→ WHAT IS EXPECTED:
All of the records are to be reproduced exactly.

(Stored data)
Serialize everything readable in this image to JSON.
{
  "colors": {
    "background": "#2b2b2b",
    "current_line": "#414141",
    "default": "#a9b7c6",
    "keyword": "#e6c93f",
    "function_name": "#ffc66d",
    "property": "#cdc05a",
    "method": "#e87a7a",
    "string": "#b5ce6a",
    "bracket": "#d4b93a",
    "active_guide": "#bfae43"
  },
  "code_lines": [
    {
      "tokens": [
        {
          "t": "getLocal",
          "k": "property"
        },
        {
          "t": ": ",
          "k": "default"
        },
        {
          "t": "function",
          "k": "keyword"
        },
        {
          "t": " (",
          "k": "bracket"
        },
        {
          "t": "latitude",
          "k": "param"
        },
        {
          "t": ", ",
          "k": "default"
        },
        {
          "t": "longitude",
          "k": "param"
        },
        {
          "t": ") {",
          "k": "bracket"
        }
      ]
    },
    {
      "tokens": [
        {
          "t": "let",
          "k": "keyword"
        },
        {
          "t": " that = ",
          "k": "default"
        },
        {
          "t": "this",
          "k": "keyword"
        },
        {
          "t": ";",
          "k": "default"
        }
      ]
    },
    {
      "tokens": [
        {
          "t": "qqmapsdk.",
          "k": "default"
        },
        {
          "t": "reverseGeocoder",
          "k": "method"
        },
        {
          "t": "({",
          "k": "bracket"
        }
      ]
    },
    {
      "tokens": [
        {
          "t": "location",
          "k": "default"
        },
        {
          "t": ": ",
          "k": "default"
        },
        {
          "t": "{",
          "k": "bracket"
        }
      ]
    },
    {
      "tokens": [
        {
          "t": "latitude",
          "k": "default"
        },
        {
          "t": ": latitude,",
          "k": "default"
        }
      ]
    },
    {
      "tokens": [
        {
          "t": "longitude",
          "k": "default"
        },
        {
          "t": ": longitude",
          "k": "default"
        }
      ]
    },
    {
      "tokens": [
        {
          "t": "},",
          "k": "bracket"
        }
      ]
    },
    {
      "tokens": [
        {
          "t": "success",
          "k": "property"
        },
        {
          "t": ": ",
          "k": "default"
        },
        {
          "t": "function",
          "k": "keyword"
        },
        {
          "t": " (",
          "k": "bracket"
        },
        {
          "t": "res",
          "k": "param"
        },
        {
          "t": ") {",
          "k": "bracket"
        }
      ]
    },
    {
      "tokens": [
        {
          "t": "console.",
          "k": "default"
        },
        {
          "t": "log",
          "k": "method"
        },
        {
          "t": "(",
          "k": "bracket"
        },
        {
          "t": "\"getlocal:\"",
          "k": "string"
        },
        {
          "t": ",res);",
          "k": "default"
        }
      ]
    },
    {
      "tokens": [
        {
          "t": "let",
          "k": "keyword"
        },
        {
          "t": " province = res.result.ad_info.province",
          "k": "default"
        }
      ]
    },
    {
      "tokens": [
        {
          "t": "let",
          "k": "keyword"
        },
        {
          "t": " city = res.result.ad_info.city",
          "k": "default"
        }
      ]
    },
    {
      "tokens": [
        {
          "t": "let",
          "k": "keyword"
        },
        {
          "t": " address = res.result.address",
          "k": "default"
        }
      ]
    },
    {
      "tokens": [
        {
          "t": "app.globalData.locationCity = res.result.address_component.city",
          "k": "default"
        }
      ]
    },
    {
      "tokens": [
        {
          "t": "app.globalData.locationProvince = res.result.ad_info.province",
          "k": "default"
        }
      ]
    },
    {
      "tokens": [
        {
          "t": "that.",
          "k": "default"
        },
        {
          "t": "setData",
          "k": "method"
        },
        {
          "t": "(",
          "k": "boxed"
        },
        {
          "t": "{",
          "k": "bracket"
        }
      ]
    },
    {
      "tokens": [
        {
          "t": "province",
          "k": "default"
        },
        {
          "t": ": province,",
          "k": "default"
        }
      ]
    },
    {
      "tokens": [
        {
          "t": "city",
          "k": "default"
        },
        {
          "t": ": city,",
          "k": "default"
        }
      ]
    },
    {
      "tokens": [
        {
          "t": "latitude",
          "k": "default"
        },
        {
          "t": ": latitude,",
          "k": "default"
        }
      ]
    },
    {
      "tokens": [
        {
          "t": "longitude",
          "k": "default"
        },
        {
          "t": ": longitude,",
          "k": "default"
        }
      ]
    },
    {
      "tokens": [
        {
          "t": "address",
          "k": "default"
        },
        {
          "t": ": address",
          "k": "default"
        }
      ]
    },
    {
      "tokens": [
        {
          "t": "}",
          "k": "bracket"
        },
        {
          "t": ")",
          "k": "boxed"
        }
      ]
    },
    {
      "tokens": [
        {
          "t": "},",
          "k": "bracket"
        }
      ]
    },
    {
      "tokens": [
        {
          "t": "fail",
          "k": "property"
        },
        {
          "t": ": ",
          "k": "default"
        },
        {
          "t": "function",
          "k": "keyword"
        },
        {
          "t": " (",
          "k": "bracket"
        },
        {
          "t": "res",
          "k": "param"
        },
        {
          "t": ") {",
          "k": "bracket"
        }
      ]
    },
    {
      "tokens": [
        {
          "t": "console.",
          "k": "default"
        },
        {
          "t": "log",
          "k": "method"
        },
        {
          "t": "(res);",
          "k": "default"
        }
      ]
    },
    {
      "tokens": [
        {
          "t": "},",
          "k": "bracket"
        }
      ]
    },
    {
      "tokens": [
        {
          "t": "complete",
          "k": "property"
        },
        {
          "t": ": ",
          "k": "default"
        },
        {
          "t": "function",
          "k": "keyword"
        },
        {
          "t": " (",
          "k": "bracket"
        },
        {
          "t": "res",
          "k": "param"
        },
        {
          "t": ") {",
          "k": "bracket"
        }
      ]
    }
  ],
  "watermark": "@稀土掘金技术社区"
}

→ YOUR RESPONSE:
Serialize everything readable in this image to JSON.
{
  "colors": {
    "background": "#2b2b2b",
    "current_line": "#414141",
    "default": "#a9b7c6",
    "keyword": "#e6c93f",
    "function_name": "#ffc66d",
    "property": "#cdc05a",
    "method": "#e87a7a",
    "string": "#b5ce6a",
    "bracket": "#d4b93a",
    "active_guide": "#bfae43"
  },
  "code_lines": [
    {
      "tokens": [
        {
          "t": "getLocal",
          "k": "property"
        },
        {
          "t": ": ",
          "k": "default"
        },
        {
          "t": "function",
          "k": "keyword"
        },
        {
          "t": " (",
          "k": "bracket"
        },
        {
          "t": "latitude",
          "k": "param"
        },
        {
          "t": ", ",
          "k": "default"
        },
        {
          "t": "longitude",
          "k": "param"
        },
        {
          "t": ") {",
          "k": "bracket"
        }
      ]
    },
    {
      "tokens": [
        {
          "t": "let",
          "k": "keyword"
        },
        {
          "t": " that = ",
          "k": "default"
        },
        {
          "t": "this",
          "k": "keyword"
        },
        {
          "t": ";",
          "k": "default"
        }
      ]
    },
    {
      "tokens": [
        {
          "t": "qqmapsdk.",
          "k": "default"
        },
        {
          "t": "reverseGeocoder",
          "k": "method"
        },
        {
          "t": "({",
          "k": "bracket"
        }
      ]
    },
    {
      "tokens": [
        {
          "t": "location",
          "k": "default"
        },
        {
          "t": ": ",
          "k": "default"
        },
        {
          "t": "{",
          "k": "bracket"
        }
      ]
    },
    {
      "tokens": [
        {
          "t": "latitude",
          "k": "default"
        },
        {
          "t": ": latitude,",
          "k": "default"
        }
      ]
    },
    {
      "tokens": [
        {
          "t": "longitude",
          "k": "default"
        },
        {
          "t": ": longitude",
          "k": "default"
        }
      ]
    },
    {
      "tokens": [
        {
          "t": "},",
          "k": "bracket"
        }
      ]
    },
    {
      "tokens": [
        {
          "t": "success",
          "k": "property"
        },
        {
          "t": ": ",
          "k": "default"
        },
        {
          "t": "function",
          "k": "keyword"
        },
        {
          "t": " (",
          "k": "bracket"
        },
        {
          "t": "res",
          "k": "param"
        },
        {
          "t": ") {",
          "k": "bracket"
        }
      ]
    },
    {
      "tokens": [
        {
          "t": "console.",
          "k": "default"
        },
        {
          "t": "log",
          "k": "method"
        },
        {
          "t": "(",
          "k": "bracket"
        },
        {
          "t": "\"getlocal:\"",
          "k": "string"
        },
        {
          "t": ",res);",
          "k": "default"
        }
      ]
    },
    {
      "tokens": [
        {
          "t": "let",
          "k": "keyword"
        },
        {
          "t": " province = res.result.ad_info.province",
          "k": "default"
        }
      ]
    },
    {
      "tokens": [
        {
          "t": "let",
          "k": "keyword"
        },
        {
          "t": " city = res.result.ad_info.city",
          "k": "default"
        }
      ]
    },
    {
      "tokens": [
        {
          "t": "let",
          "k": "keyword"
        },
        {
          "t": " address = res.result.address",
          "k": "default"
        }
      ]
    },
    {
      "tokens": [
        {
          "t": "app.globalData.locationCity = res.result.address_component.city",
          "k": "default"
        }
      ]
    },
    {
      "tokens": [
        {
          "t": "app.globalData.locationProvince = res.result.ad_info.province",
          "k": "default"
        }
      ]
    },
    {
      "tokens": [
        {
          "t": "that.",
          "k": "default"
        },
        {
          "t": "setData",
          "k": "method"
        },
        {
          "t": "(",
          "k": "boxed"
        },
        {
          "t": "{",
          "k": "bracket"
        }
      ]
    },
    {
      "tokens": [
        {
          "t": "province",
          "k": "default"
        },
        {
          "t": ": province,",
          "k": "default"
        }
      ]
    },
    {
      "tokens": [
        {
          "t": "city",
          "k": "default"
        },
        {
          "t": ": city,",
          "k": "default"
        }
      ]
    },
    {
      "tokens": [
        {
          "t": "latitude",
          "k": "default"
        },
        {
          "t": ": latitude,",
          "k": "default"
        }
      ]
    },
    {
      "tokens": [
        {
          "t": "longitude",
          "k": "default"
        },
        {
          "t": ": longitude,",
          "k": "default"
        }
      ]
    },
    {
      "tokens": [
        {
          "t": "address",
          "k": "default"
        },
        {
          "t": ": address",
          "k": "default"
        }
      ]
    },
    {
      "tokens": [
        {
          "t": "}",
          "k": "bracket"
        },
        {
          "t": ")",
          "k": "boxed"
        }
      ]
    },
    {
      "tokens": [
        {
          "t": "},",
          "k": "bracket"
        }
      ]
    },
    {
      "tokens": [
        {
          "t": "fail",
          "k": "property"
        },
        {
          "t": ": ",
          "k": "default"
        },
        {
          "t": "function",
          "k": "keyword"
        },
        {
          "t": " (",
          "k": "bracket"
        },
        {
          "t": "res",
          "k": "param"
        },
        {
          "t": ") {",
          "k": "bracket"
        }
      ]
    },
    {
      "tokens": [
        {
          "t": "console.",
          "k": "default"
        },
        {
          "t": "log",
          "k": "method"
        },
        {
          "t": "(res);",
          "k": "default"
        }
      ]
    },
    {
      "tokens": [
        {
          "t": "},",
          "k": "bracket"
        }
      ]
    },
    {
      "tokens": [
        {
          "t": "complete",
          "k": "property"
        },
        {
          "t": ": ",
          "k": "default"
        },
        {
          "t": "function",
          "k": "keyword"
        },
        {
          "t": " (",
          "k": "bracket"
        },
        {
          "t": "res",
          "k": "param"
        },
        {
          "t": ") {",
          "k": "bracket"
        }
      ]
    }
  ],
  "watermark": "@稀土掘金技术社区"
}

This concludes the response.